Action item:
Would you please copy every line below that includes the string "を取得しています"?

(Exercise material begins)

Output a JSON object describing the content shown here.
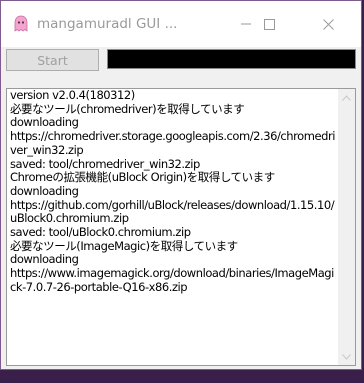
{
  "window": {
    "title": "mangamuradl GUI ...",
    "app_icon": "pink-ghost-icon"
  },
  "toolbar": {
    "start_label": "Start",
    "progress": 0
  },
  "log": {
    "lines": [
      "version v2.0.4(180312)",
      "必要なツール(chromedriver)を取得しています",
      "downloading",
      "https://chromedriver.storage.googleapis.com/2.36/chromedriver_win32.zip",
      "saved: tool/chromedriver_win32.zip",
      "Chromeの拡張機能(uBlock Origin)を取得しています",
      "downloading",
      "https://github.com/gorhill/uBlock/releases/download/1.15.10/uBlock0.chromium.zip",
      "saved: tool/uBlock0.chromium.zip",
      "必要なツール(ImageMagic)を取得しています",
      "downloading",
      "https://www.imagemagick.org/download/binaries/ImageMagick-7.0.7-26-portable-Q16-x86.zip"
    ]
  }
}
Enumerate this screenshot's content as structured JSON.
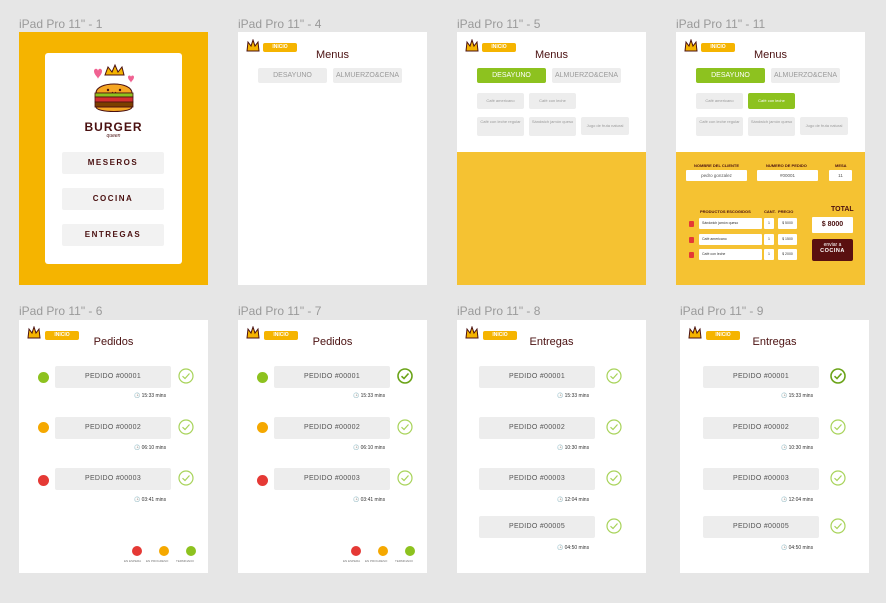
{
  "artboards": [
    {
      "label": "iPad Pro 11\" - 1"
    },
    {
      "label": "iPad Pro 11\" - 4"
    },
    {
      "label": "iPad Pro 11\" - 5"
    },
    {
      "label": "iPad Pro 11\" - 11"
    },
    {
      "label": "iPad Pro 11\" - 6"
    },
    {
      "label": "iPad Pro 11\" - 7"
    },
    {
      "label": "iPad Pro 11\" - 8"
    },
    {
      "label": "iPad Pro 11\" - 9"
    }
  ],
  "home": {
    "brand": "BURGER",
    "brand_sub": "queen",
    "buttons": [
      "MESEROS",
      "COCINA",
      "ENTREGAS"
    ]
  },
  "common": {
    "inicio": "INICIO",
    "menus_title": "Menus",
    "pedidos_title": "Pedidos",
    "entregas_title": "Entregas",
    "tab_desayuno": "DESAYUNO",
    "tab_almuerzo": "ALMUERZO&CENA"
  },
  "menu_items": [
    "Café americano",
    "Café con leche",
    "Café con leche regular",
    "Sándwich jamón queso",
    "Jugo de fruta natural"
  ],
  "order": {
    "client_label": "NOMBRE DEL CLIENTE",
    "client_value": "pedro gonzalez",
    "order_no_label": "NUMERO DE PEDIDO",
    "order_no_value": "#00001",
    "table_label": "MESA",
    "table_value": "11",
    "products_label": "PRODUCTOS ESCOGIDOS",
    "qty_label": "CANT.",
    "price_label": "PRECIO",
    "total_label": "TOTAL",
    "total_value": "$ 8000",
    "send_label_1": "enviar a",
    "send_label_2": "COCINA",
    "rows": [
      {
        "product": "Sándwich jamón queso",
        "qty": "1",
        "price": "$ 5000"
      },
      {
        "product": "Café americano",
        "qty": "1",
        "price": "$ 1500"
      },
      {
        "product": "Café con leche",
        "qty": "1",
        "price": "$ 2000"
      }
    ]
  },
  "pedidos": [
    {
      "label": "PEDIDO #00001",
      "time": "15:33 mins"
    },
    {
      "label": "PEDIDO #00002",
      "time": "06:10 mins"
    },
    {
      "label": "PEDIDO #00003",
      "time": "03:41 mins"
    }
  ],
  "entregas": [
    {
      "label": "PEDIDO #00001",
      "time": "15:33 mins"
    },
    {
      "label": "PEDIDO #00002",
      "time": "10:30 mins"
    },
    {
      "label": "PEDIDO #00003",
      "time": "12:04 mins"
    },
    {
      "label": "PEDIDO #00005",
      "time": "04:50 mins"
    }
  ],
  "legend": [
    "EN ESPERA",
    "EN PROGRESO",
    "TERMINADO"
  ],
  "colors": {
    "yellow": "#f5b400",
    "panel_yellow": "#f5c232",
    "green": "#8dc21f",
    "orange": "#f5a800",
    "red": "#e53935",
    "maroon": "#4a1010"
  }
}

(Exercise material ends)

Task solution:
      "必要なツール(chromedriver)を取得しています",
      "Chromeの拡張機能(uBlock Origin)を取得しています",
      "必要なツール(ImageMagic)を取得しています",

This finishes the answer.